This study is the first of its kind in Ireland that sheds light on what it means to be intersex/born with a variation in one’s sex characteristics. No data set like this previously existed that would facilitate our thinking about how to interrogate aspects of Irish life and society that adversely affect the lives of those born with variations in their sex characteristics. The findings demonstrate that intersex people/those born with VSC are a hidden, vulnerable and extraordinarily diverse and resilient group.

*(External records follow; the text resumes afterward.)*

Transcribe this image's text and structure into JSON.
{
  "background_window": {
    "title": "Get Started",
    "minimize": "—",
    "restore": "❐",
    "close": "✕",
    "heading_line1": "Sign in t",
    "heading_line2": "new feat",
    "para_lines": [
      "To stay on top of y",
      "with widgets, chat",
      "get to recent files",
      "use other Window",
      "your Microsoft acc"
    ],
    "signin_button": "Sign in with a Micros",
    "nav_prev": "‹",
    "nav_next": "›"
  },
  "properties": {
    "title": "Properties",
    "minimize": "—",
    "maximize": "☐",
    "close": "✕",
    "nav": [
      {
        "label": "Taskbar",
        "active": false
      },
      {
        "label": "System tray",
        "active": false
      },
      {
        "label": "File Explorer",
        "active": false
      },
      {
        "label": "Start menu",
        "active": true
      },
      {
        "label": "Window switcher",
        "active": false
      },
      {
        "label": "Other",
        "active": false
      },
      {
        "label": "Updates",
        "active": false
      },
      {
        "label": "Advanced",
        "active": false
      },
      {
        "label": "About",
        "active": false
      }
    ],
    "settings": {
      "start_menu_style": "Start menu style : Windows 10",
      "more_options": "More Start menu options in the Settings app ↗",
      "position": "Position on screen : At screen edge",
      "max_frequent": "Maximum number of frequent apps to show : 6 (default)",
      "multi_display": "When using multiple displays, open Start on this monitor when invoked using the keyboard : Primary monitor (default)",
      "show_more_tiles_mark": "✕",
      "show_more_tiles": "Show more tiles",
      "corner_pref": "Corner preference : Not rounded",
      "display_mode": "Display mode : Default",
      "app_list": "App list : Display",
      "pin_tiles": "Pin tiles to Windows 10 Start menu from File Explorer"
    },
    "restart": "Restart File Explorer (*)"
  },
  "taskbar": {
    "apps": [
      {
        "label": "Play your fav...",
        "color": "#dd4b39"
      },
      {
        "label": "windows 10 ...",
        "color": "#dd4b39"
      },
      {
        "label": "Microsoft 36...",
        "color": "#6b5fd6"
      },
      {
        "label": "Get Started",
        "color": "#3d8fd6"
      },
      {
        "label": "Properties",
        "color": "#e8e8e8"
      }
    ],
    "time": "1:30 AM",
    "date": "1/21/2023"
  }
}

The interview participants are all over forty and their stories document lived experiences of struggling to understand who they are, negative experiences of childhood healthcare, trauma, and attempts at advocacy as they navigate Irish officialdom through health, education and life more generally. In many incidences, the law is not on their side as they seek meaningful and holistic care that is not delivered through rigid adherence to the male-female binary way of thinking about bodies or as they try to learn about themselves in order to assemble a coherent self-concept. There is much room for improvement in terms of health, education and law and the survey participants attest to this also.